Stored records:
++++++++

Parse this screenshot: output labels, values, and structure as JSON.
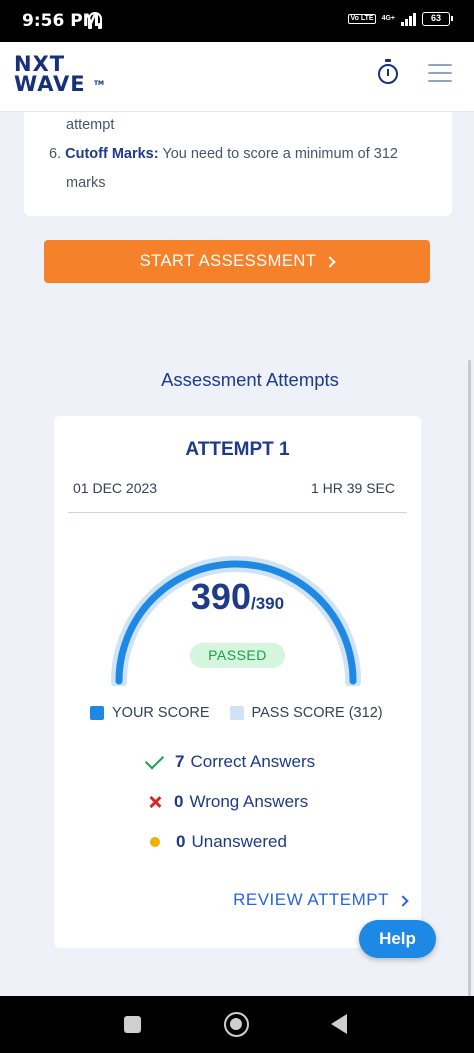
{
  "status_bar": {
    "time": "9:56 PM",
    "network": "4G+",
    "volte": "Vo LTE",
    "battery": "63"
  },
  "header": {
    "logo_line1": "NXT",
    "logo_line2": "WAVE",
    "logo_tm": "TM"
  },
  "instructions": {
    "partial_line": "attempt",
    "item_number": "6.",
    "item_title": "Cutoff Marks:",
    "item_text": "You need to score a minimum of 312",
    "item_text_cont": "marks"
  },
  "start_button": {
    "label": "START ASSESSMENT"
  },
  "attempts": {
    "section_title": "Assessment Attempts",
    "title": "ATTEMPT 1",
    "date": "01 DEC 2023",
    "duration": "1 HR 39 SEC",
    "score": "390",
    "total": "/390",
    "score_fraction": 1.0,
    "status": "PASSED",
    "legend": {
      "your_score": "YOUR SCORE",
      "pass_score": "PASS SCORE (312)"
    },
    "stats": {
      "correct_count": "7",
      "correct_label": "Correct Answers",
      "wrong_count": "0",
      "wrong_label": "Wrong Answers",
      "unanswered_count": "0",
      "unanswered_label": "Unanswered"
    },
    "review_label": "REVIEW ATTEMPT"
  },
  "help_button": {
    "label": "Help"
  },
  "colors": {
    "accent": "#f5822a",
    "brand": "#16307a",
    "gauge_fill": "#1e88e5",
    "gauge_track": "#cfe3f7",
    "pass": "#16a34a",
    "fail": "#dc2626",
    "pending": "#eab308"
  }
}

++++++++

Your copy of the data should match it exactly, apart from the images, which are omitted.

(Reply):
Parse this screenshot: output labels, values, and structure as JSON.
{
  "status_bar": {
    "time": "9:56 PM",
    "network": "4G+",
    "volte": "Vo LTE",
    "battery": "63"
  },
  "header": {
    "logo_line1": "NXT",
    "logo_line2": "WAVE",
    "logo_tm": "TM"
  },
  "instructions": {
    "partial_line": "attempt",
    "item_number": "6.",
    "item_title": "Cutoff Marks:",
    "item_text": "You need to score a minimum of 312",
    "item_text_cont": "marks"
  },
  "start_button": {
    "label": "START ASSESSMENT"
  },
  "attempts": {
    "section_title": "Assessment Attempts",
    "title": "ATTEMPT 1",
    "date": "01 DEC 2023",
    "duration": "1 HR 39 SEC",
    "score": "390",
    "total": "/390",
    "score_fraction": 1.0,
    "status": "PASSED",
    "legend": {
      "your_score": "YOUR SCORE",
      "pass_score": "PASS SCORE (312)"
    },
    "stats": {
      "correct_count": "7",
      "correct_label": "Correct Answers",
      "wrong_count": "0",
      "wrong_label": "Wrong Answers",
      "unanswered_count": "0",
      "unanswered_label": "Unanswered"
    },
    "review_label": "REVIEW ATTEMPT"
  },
  "help_button": {
    "label": "Help"
  },
  "colors": {
    "accent": "#f5822a",
    "brand": "#16307a",
    "gauge_fill": "#1e88e5",
    "gauge_track": "#cfe3f7",
    "pass": "#16a34a",
    "fail": "#dc2626",
    "pending": "#eab308"
  }
}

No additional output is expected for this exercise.